Mail-man 6th Sep 2017 10:59

Puff checks, great solution! (Genuinely I still do it silently every approach) perhaps the experience of not being a cadet (dr dre)

maggot 6th Sep 2017 11:04


Originally Posted by Cilba (Post 9883725)
For what it's worth, Air Niugini had the "500 feet" call. Even though a conventional checklist had been read and completed, the crew would cross check with each other that gear, flaps and props (turboprops) or gear flaps and liftdumpers (F28) were set.
I believe this was a good procedure, but I haven't seen any other operators use it.

Alive and well

I see eyes darting and people doing these checks to themselves all the time.

My personal TLA is the FUC check; Flaps Undercarriage Clearance - oK

maggot 6th Sep 2017 11:10

Doesnt mean you wont get distracted from it every now and then - thats how the cheese holes line up.

Capn Bloggs 6th Sep 2017 12:02

What BS from BS. Talk about an armchair QB.

Derfred 6th Sep 2017 12:45

And so the slices of swiss cheese operated as intended, and nobody was hurt.

It must be a slow news week for BS to pick on another airline other than QF.

I guess if Crikey (or any news mob) employed an aviation journalist who actually knew something about aviation, they wouldn't sell any news. It would be too boring to sell.

cessnapete 6th Sep 2017 13:44

Cadet Pilot or not, there will always be flights with inexperienced pilots Capt/Co-pilot on board. You have to start somewhere. In this instance the mistake was handled correctly.
My Company starts 250 odd hour Cadet pilots straight onto A320 series in two crew ops. But, they complete about 50 sectors Line training with Training pilots before ,if to the required standard, released to the Line. And the for the first 6 months only rostered with Captains of at least a year LHS time.
My first time flying a real B744 was as Capt. on a full 350+ pax trip, with a Trainer in the RHS of course. Its probably not thing you would announce though on your PA to the pax!!
.

DeltaT 7th Sep 2017 05:32


The ATSB points out that had this setting been retained, the aircraft would have been moving at just under stalling speed, that is, no longer technically flying, when it made contact with the ground.
So in my little C172, doing a flapless approach, I shouldn't be hearing the stall warner after flaring just off the ground? and I am about to cause a major catastrophe? jeez, I've been taught wrong :}

The Green Goblin 7th Sep 2017 06:31


Originally Posted by DeltaT (Post 9884578)
So in my little C172, doing a flapless approach, I shouldn't be hearing the stall warner after flaring just off the ground? and I am about to cause a major catastrophe? jeez, I've been taught wrong :}

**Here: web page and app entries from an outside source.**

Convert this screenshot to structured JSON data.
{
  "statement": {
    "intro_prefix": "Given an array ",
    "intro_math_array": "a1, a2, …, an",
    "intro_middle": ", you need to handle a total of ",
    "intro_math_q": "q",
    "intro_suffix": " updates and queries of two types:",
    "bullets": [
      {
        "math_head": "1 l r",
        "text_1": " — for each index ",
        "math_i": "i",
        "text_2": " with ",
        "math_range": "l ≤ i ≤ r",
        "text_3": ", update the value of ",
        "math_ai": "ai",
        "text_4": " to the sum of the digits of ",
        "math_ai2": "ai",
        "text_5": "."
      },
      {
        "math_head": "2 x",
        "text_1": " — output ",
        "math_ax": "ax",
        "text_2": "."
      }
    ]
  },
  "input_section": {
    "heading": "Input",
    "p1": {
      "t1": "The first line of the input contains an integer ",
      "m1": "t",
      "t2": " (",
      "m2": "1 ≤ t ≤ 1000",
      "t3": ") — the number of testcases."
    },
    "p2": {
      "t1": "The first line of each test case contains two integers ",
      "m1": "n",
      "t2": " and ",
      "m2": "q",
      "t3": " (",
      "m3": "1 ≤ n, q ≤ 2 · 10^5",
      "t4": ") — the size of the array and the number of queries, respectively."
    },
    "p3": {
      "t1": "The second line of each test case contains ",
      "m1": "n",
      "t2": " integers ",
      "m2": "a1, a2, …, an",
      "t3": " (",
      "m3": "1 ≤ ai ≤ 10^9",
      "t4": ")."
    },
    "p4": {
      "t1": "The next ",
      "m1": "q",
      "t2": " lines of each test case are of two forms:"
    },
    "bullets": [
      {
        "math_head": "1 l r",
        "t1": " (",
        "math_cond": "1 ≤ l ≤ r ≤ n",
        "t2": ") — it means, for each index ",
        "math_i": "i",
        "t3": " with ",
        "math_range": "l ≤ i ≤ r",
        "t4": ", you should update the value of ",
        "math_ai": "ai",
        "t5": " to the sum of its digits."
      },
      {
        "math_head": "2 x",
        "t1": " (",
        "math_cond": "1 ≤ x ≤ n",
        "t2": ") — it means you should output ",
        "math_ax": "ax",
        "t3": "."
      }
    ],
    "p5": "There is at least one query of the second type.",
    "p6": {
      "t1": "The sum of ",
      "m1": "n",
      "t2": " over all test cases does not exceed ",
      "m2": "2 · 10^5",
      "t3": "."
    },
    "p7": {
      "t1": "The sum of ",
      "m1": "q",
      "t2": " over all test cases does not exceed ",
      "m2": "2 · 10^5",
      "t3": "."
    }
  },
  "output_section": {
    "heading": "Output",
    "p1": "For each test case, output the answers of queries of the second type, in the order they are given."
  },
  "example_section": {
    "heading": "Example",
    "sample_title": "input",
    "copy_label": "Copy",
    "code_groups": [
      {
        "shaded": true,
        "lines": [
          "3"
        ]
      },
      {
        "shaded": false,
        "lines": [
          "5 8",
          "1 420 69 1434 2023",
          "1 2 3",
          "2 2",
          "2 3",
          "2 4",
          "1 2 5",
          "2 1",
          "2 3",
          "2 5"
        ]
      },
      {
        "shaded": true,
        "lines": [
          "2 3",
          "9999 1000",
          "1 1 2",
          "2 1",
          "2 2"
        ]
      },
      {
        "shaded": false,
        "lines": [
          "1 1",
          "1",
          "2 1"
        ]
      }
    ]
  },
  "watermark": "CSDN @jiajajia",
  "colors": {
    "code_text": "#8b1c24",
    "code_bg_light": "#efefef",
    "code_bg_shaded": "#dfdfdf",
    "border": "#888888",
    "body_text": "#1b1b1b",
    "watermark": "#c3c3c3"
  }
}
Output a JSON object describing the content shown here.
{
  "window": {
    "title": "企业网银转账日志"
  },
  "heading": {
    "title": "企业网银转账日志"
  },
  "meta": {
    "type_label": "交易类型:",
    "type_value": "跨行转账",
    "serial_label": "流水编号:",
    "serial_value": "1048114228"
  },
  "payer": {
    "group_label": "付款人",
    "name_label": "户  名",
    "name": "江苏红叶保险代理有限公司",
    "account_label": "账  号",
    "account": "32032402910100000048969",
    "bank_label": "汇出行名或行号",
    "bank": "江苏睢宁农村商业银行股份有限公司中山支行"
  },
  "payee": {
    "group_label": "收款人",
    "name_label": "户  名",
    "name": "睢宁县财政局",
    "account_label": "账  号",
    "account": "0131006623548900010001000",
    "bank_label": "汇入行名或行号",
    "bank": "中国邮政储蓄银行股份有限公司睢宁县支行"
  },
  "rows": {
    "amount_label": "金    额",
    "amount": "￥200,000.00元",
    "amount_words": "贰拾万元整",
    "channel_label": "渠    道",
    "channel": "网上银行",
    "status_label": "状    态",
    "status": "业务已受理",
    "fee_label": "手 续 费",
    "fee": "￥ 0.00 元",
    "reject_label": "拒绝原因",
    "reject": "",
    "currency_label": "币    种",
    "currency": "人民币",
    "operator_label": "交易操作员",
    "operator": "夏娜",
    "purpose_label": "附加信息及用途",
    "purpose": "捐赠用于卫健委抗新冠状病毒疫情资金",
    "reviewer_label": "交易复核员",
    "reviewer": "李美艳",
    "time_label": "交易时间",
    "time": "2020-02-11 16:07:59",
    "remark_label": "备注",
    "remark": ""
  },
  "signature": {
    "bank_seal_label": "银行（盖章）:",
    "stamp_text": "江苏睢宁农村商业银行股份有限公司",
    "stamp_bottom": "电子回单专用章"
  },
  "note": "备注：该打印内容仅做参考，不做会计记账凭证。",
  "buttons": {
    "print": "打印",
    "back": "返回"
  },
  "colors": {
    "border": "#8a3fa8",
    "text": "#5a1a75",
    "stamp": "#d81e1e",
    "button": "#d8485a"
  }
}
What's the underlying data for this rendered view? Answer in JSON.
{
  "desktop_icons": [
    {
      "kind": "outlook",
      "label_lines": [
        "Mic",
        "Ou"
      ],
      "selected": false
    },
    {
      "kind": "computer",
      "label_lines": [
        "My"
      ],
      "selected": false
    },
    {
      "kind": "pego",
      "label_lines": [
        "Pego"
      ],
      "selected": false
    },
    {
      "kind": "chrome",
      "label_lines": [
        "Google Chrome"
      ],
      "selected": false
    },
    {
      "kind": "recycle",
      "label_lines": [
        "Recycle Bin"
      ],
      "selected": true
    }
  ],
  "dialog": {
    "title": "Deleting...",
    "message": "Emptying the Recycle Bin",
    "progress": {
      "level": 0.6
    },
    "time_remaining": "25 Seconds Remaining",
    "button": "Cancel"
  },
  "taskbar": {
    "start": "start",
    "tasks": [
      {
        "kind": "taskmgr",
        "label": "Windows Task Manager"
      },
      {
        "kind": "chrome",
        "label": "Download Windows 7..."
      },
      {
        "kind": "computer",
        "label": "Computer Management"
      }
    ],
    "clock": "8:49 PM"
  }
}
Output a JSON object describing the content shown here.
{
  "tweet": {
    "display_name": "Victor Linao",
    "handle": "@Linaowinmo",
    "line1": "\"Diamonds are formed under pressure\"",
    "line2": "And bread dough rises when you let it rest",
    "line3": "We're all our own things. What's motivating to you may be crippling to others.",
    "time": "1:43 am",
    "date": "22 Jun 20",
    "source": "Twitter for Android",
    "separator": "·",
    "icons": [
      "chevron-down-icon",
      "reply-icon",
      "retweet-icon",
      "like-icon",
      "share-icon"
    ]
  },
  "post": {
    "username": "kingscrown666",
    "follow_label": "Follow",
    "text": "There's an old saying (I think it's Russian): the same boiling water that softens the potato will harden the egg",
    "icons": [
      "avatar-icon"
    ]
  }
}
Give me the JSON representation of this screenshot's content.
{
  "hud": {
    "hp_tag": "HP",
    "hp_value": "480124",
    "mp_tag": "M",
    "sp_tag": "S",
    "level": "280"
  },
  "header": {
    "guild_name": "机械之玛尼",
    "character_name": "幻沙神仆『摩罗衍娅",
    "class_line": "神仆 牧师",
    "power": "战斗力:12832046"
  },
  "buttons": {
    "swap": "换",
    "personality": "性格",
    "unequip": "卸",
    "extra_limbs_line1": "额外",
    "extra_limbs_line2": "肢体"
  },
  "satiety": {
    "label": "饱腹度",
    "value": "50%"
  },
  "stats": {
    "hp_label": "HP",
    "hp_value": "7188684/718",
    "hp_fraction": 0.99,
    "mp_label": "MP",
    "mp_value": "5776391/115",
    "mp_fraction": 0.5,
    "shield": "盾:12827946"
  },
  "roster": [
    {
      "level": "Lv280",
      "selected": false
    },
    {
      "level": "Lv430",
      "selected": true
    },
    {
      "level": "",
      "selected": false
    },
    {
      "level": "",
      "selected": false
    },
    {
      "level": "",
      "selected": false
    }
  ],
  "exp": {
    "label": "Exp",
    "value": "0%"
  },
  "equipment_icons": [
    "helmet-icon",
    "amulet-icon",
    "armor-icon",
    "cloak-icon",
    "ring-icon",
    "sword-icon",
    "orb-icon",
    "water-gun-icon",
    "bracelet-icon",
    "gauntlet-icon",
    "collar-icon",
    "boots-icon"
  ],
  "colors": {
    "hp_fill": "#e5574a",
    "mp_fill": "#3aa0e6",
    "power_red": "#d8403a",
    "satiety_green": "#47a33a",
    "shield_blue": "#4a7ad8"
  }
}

Delta T, you'd be in a world of pain with a 20T aircraft flying an approach speed designed for flaps full, flapless.

We all know what happened to the Colgan air, although slightly different reasons for the stall.

coaldemon 7th Sep 2017 07:38

So the Training Captain was showing a Flapless approach to the trainee? I find that hard to believe and if that was indeed the case it would be outside the Isarps for a simulator supported aircraft.

Traffic_Is_Er_Was 7th Sep 2017 10:27


The ATSB points out that had this setting been retained, the aircraft would have been moving at just under stalling speed, that is, no longer technically flying, when it made contact with the ground.
The ATSB have bungled this again. Obviously , when it makes contact with the ground, it is no longer actually flying.

The Green Goblin 7th Sep 2017 14:29

Have you read the report coaldemon?

Slezy9 7th Sep 2017 18:17


Originally Posted by cessnapete (Post 9883854)
You have to start somewhere. In this instance the mistake was handled correctly.

Yes, you do have to start somewhere. But that shouldn't be the right seat of an airliner!

LookingForAJob 7th Sep 2017 21:54


And so the slices of swiss cheese operated as intended, and nobody was hurt.
I'm not sure that the Swiss cheese model is supposed to be an illustration of what to do!


All times are GMT. The time now is 16:52.


Copyright 2018 MH Sub I, LLC dba Internet Brands. All rights reserved. Use of this site indicates your consent to the Terms of Use.